Mary Elizabeth’s guilty secret, Charlie’s decision about his loyalties to his estranged wife and his new lover, and the ultimate discovery and capture of the murderer build together as the book rushes to its climax. There are some unexpected twists along the way, before the book comes to a hopeful and satisfying conclusion.
Perhaps the most interesting subplot in this many-faceted novel is the effect of subtle racism – the de facto segregation that has always been a part of the town’s character. Benign racism is the general attitude of most of the white population toward the black. What could have been a clumsy plot-contrivance is skillfully woven into this involving tale, and provides keen insight into the race relations that once were prevalent in middle America, and still exist to one degree or another.

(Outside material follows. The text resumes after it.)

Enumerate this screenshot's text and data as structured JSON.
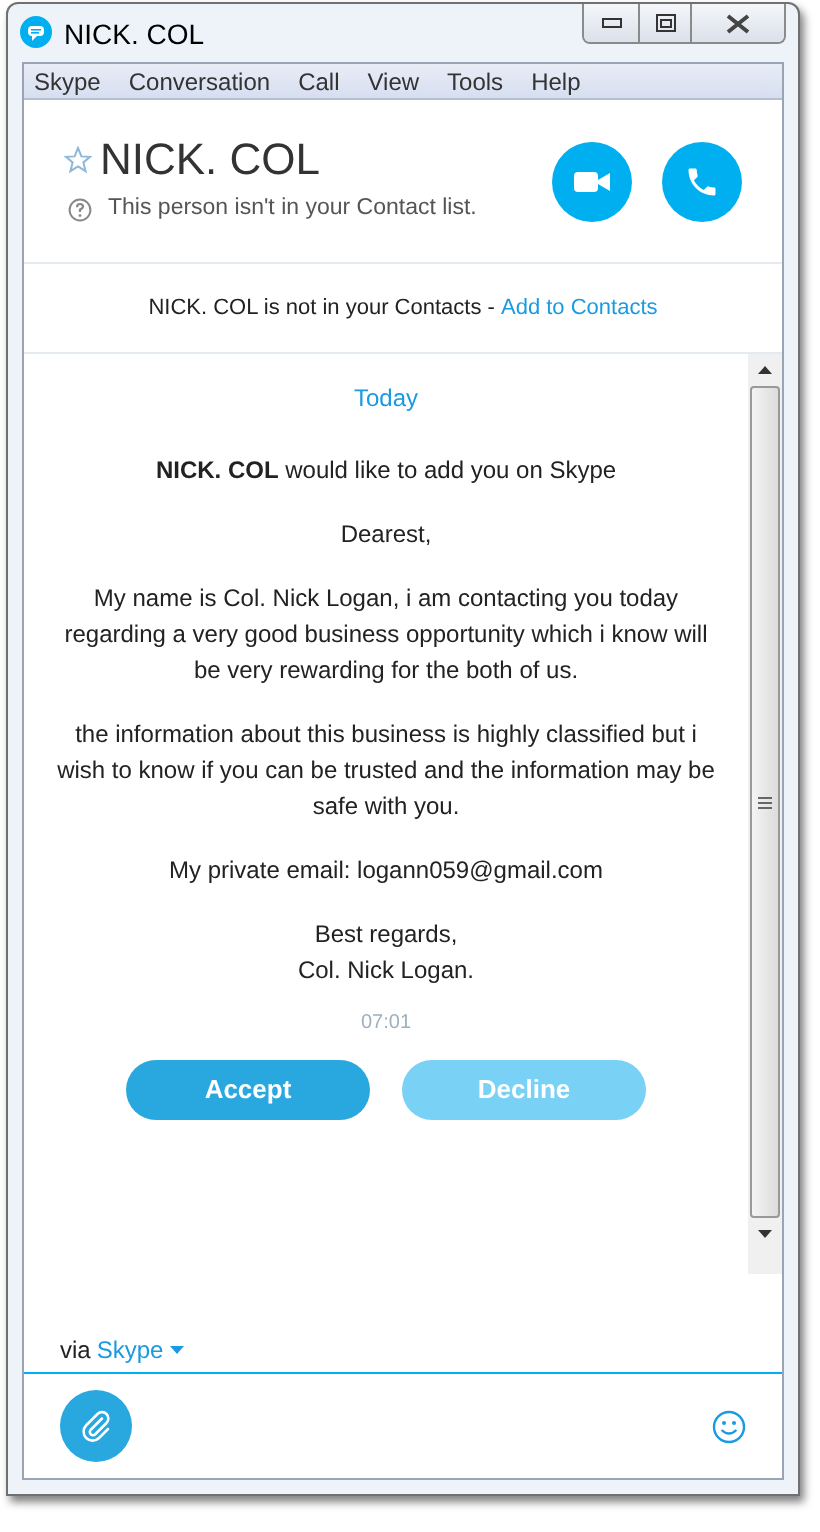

Written in 1993, “Wired“ was Martha Randolph Carr’s first novel. It is an extraordinary first novel, by any standard, and was a pleasure to read. Ms. Carr is a writer of considerable talents. Since “Wired,” she has authored two more books, and has a weekly, nationally syndicated column read by 4 million readers a month across America through the Cagle Cartoon syndicate on politics, national interest topics and life in general. Her newest work, “The List,” is a political thriller set around the attorney, Wallis Jones her husband Norman and their son Ned. “The List” is the first in a series. Martha is currently at work on the sequel, “The Keeper.”

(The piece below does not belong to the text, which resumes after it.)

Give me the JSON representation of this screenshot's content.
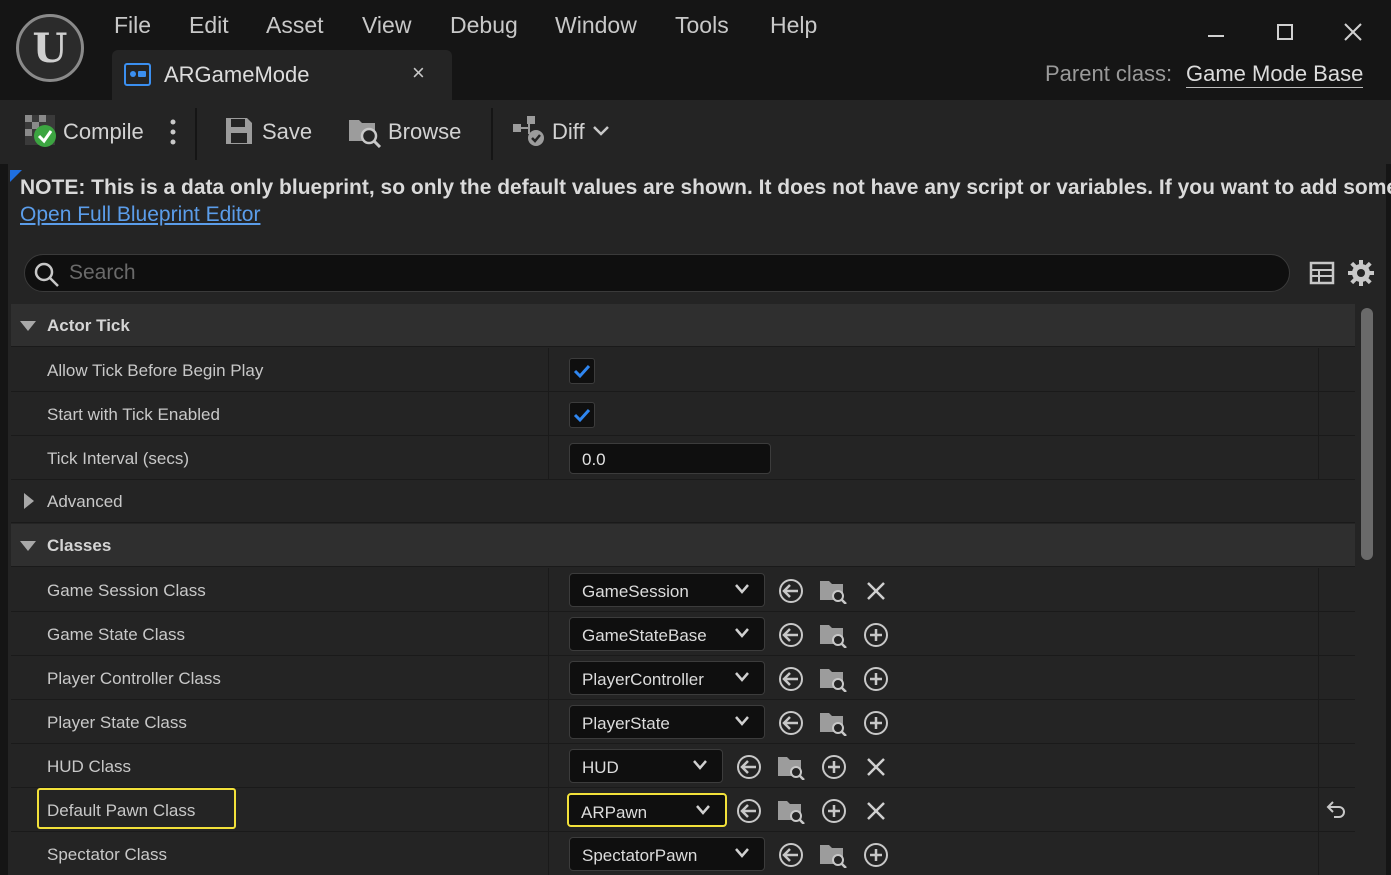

Martha is also a melanoma survivor, Chi runner, occasional rower and skydiver and mother to Louie. She resides near her son in Chicago, IL, where everyone is always welcome to stay for dinner.
A favorite quotation from the novel, “Wired:”

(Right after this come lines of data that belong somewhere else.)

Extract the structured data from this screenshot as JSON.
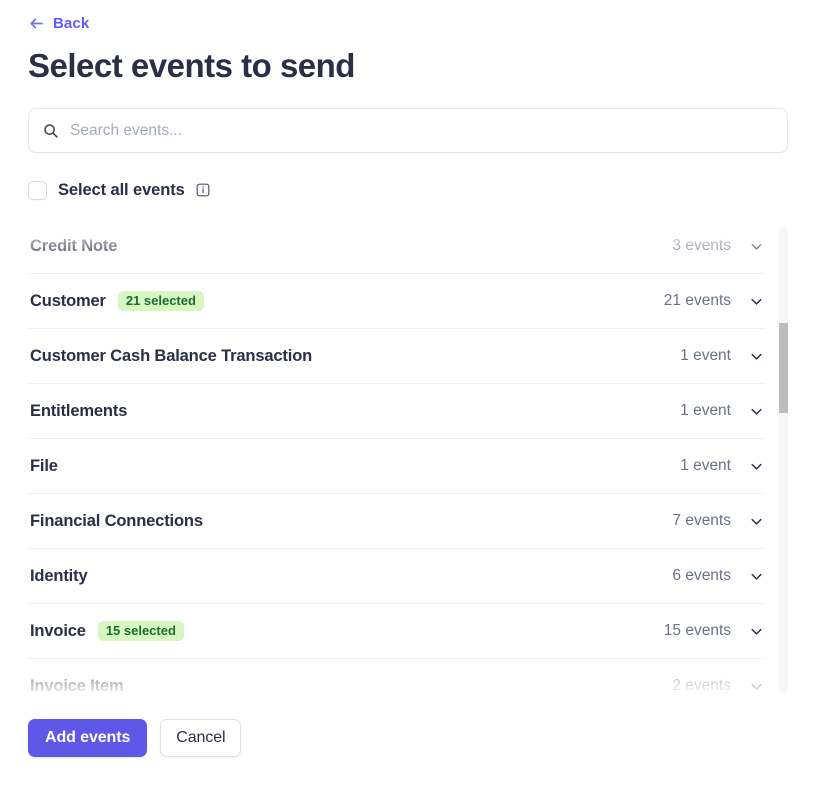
{
  "nav": {
    "back_label": "Back",
    "back_icon": "arrow-left-icon"
  },
  "header": {
    "title": "Select events to send"
  },
  "search": {
    "placeholder": "Search events...",
    "value": "",
    "icon": "search-icon"
  },
  "select_all": {
    "label": "Select all events",
    "checked": false,
    "info_icon": "info-icon"
  },
  "colors": {
    "accent": "#635bff",
    "primary_button": "#5e57e8",
    "badge_bg": "#d7f7c2",
    "badge_text": "#1b6e2d",
    "title_text": "#2a2f45",
    "muted_text": "#697386",
    "divider": "#eceff3",
    "scrollbar_thumb": "#bdbdbd"
  },
  "event_list": {
    "expand_icon": "chevron-down-icon",
    "rows": [
      {
        "name": "Credit Note",
        "count": "3 events",
        "badge": ""
      },
      {
        "name": "Customer",
        "count": "21 events",
        "badge": "21 selected"
      },
      {
        "name": "Customer Cash Balance Transaction",
        "count": "1 event",
        "badge": ""
      },
      {
        "name": "Entitlements",
        "count": "1 event",
        "badge": ""
      },
      {
        "name": "File",
        "count": "1 event",
        "badge": ""
      },
      {
        "name": "Financial Connections",
        "count": "7 events",
        "badge": ""
      },
      {
        "name": "Identity",
        "count": "6 events",
        "badge": ""
      },
      {
        "name": "Invoice",
        "count": "15 events",
        "badge": "15 selected"
      },
      {
        "name": "Invoice Item",
        "count": "2 events",
        "badge": ""
      }
    ]
  },
  "footer": {
    "primary_label": "Add events",
    "secondary_label": "Cancel"
  }
}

"'We don't need favors, Charlie Eames. We can take care of ourselves, we're grown men and women and we mow our lawns, pay our bills, and watch after our babies, same as you, No difference.' 'I knew that,' he said quietly. I figured you didn't want as much, felt grateful you got what you got, thought Charlie. I didn't hate anyone, not because of their color, I just didn't think much of them. I didn't so much hate as passively ignore."
Enter to win 1 of 3 free paperback copies of this novel on the official Wired blog tour page. The winner of the give-away will be announced on Wednesday, October 26 – be sure to enter before then! Just can’t wait to read Wired? Pick up your copy in the Kindle, Nook, or iTunes stores or visit Smashwords with the coupon code AK95A to receive a discounted price (just $2)!
Don’t forget to vote for my blog, “Reflections From a Cloudy Mirror“ in the traffic-breaker poll for this tour. The blogger with the most votes wins an Amazon gift card and a special winner’s badge. I want that to be me! You can vote in the poll by visiting the official Wired blog tour page and scrolling all the way to the bottom.
Learn more about this author by visiting her website, Facebook or GoodReads pages or by connecting with her on Twitter. You’ll definitely want to check out Martha’s Mystery Blog–each week a new short thriller is serialized Monday through Friday. The entries are nice and short, easy to read via smart phone or tablet. It’s all at www.MarthaCarr.com.
My Gentle Readers, I wish you all enough. . .